8. Improve Business Processes
As mentioned earlier, installing digital banking technology to improve front and back office operations will not lead to optimal results unless the routine underlying processes that are being automated are first closely examined and streamlined. Although many organizations have been successful in automating applications, fewer have achieved high levels of automation in middle- and back-office processes.
Many organizations have embraced lean process redesign. More needs to be done to achieve completely paperless processes, improved workflow tools, and automated task management. Going beyond just converting paper to digital, organizations need to rethink all steps to maximize and optimize process improvement.
All organization types and sizes ranked “Improving Business Process” roughly the same.
9. Enhance Security and Authentication
For financial institutions, the key component of improving the digital customer experience is to improve the simplicity of banking. One of the challenges around simplification has been the password authentication process needed to access mobile banking. Combining the need to improve the security of accessing accounts, with a desire for greater ease of use, is a difficult balancing act.
According to Deloitte, “Organizations can begin their journey by starting to invest in non-password-based authentication solutions now as part of their digital transformation efforts, such as the rapid adoption of software-as-a-service platforms and omnichannel customer engagement initiatives.
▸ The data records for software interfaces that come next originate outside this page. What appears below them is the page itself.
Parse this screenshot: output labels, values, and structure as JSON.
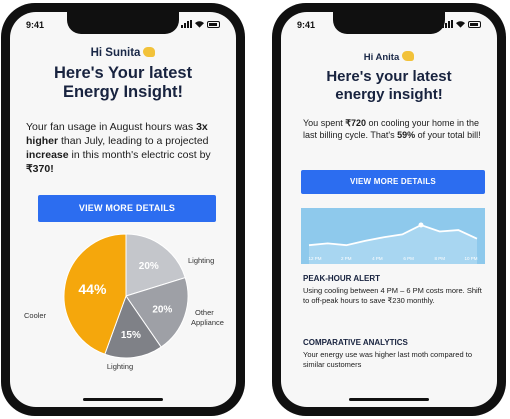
{
  "left_phone": {
    "status_time": "9:41",
    "greeting": "Hi Sunita",
    "headline_line1": "Here's Your latest",
    "headline_line2": "Energy Insight!",
    "message": {
      "p1": "Your fan usage in August hours was ",
      "b1": "3x higher",
      "p2": " than July, leading to a projected ",
      "b2": "increase",
      "p3": " in this month's electric cost by ",
      "b3": "₹370!"
    },
    "cta_label": "VIEW MORE DETAILS",
    "chart_data": {
      "type": "pie",
      "slices": [
        {
          "label": "Lighting",
          "value": 20,
          "pct_label": "20%",
          "color": "#c4c6cb"
        },
        {
          "label": "Other Appliance",
          "value": 20,
          "pct_label": "20%",
          "color": "#9ea0a6"
        },
        {
          "label": "Lighting",
          "value": 15,
          "pct_label": "15%",
          "color": "#7f8187"
        },
        {
          "label": "Cooler",
          "value": 44,
          "pct_label": "44%",
          "color": "#f5a70c"
        }
      ],
      "label_other_line1": "Other",
      "label_other_line2": "Appliance"
    }
  },
  "right_phone": {
    "status_time": "9:41",
    "greeting": "Hi Anita",
    "headline_line1": "Here's your latest",
    "headline_line2": "energy insight!",
    "message": {
      "p1": "You spent ",
      "b1": "₹720",
      "p2": " on cooling your home in the last billing cycle. That's ",
      "b2": "59%",
      "p3": " of your total bill!"
    },
    "cta_label": "VIEW MORE DETAILS",
    "mini_chart": {
      "type": "area",
      "values": [
        0.3,
        0.35,
        0.3,
        0.42,
        0.52,
        0.6,
        0.86,
        0.68,
        0.72,
        0.48
      ],
      "x_labels": [
        "12 PM",
        "2 PM",
        "4 PM",
        "6 PM",
        "8 PM",
        "10 PM"
      ],
      "fill_color": "#8ec9ec"
    },
    "peak_title": "PEAK-HOUR ALERT",
    "peak_text": "Using cooling between 4 PM – 6 PM costs more. Shift to off-peak hours to save ₹230 monthly.",
    "comparative_title": "COMPARATIVE ANALYTICS",
    "comparative_text": "Your energy use was higher last moth compared to similar customers"
  },
  "colors": {
    "accent": "#2c6df0",
    "cooler": "#f5a70c",
    "headline": "#18233f"
  }
}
These new solution areas can serve as the foundation for broader enterprise authentication initiatives, which may take time.”
It is safe to say that the banking industry is only one data breach away from making this a much higher priority.
Large regional banks, community banks and credit unions ranked security and authentication as a top 3 priority roughly 18% of the time, while large national banks indicated this as a top 3 priority 10% less often (8%).
10. Partner With Fintech Providers
While a lot has been written, and will continue to be written, about the opportunity of fintech partnerships, indicating how the benefits of banking can help start-ups and visa-versa. the reality was best brought forward one year ago when Ron Shevlin stated that it is not partnerships that are needed, but platforms, where banking organizations provide a range of traditional and non-traditional services to their customers. In his article on the subject, he compared the opportunity for banking with what Amazon currently does. As he notes … he knows Amazon, and the banking industry is no Amazon.
The key will still be how to innovate and move the digital banking needle to respond to the needs of the consumer. This may be done through investment, partnership or simply becoming the center of a consumer’s financial relationship, brokering solutions for the benefit of the consumer.
Source: Jim Marous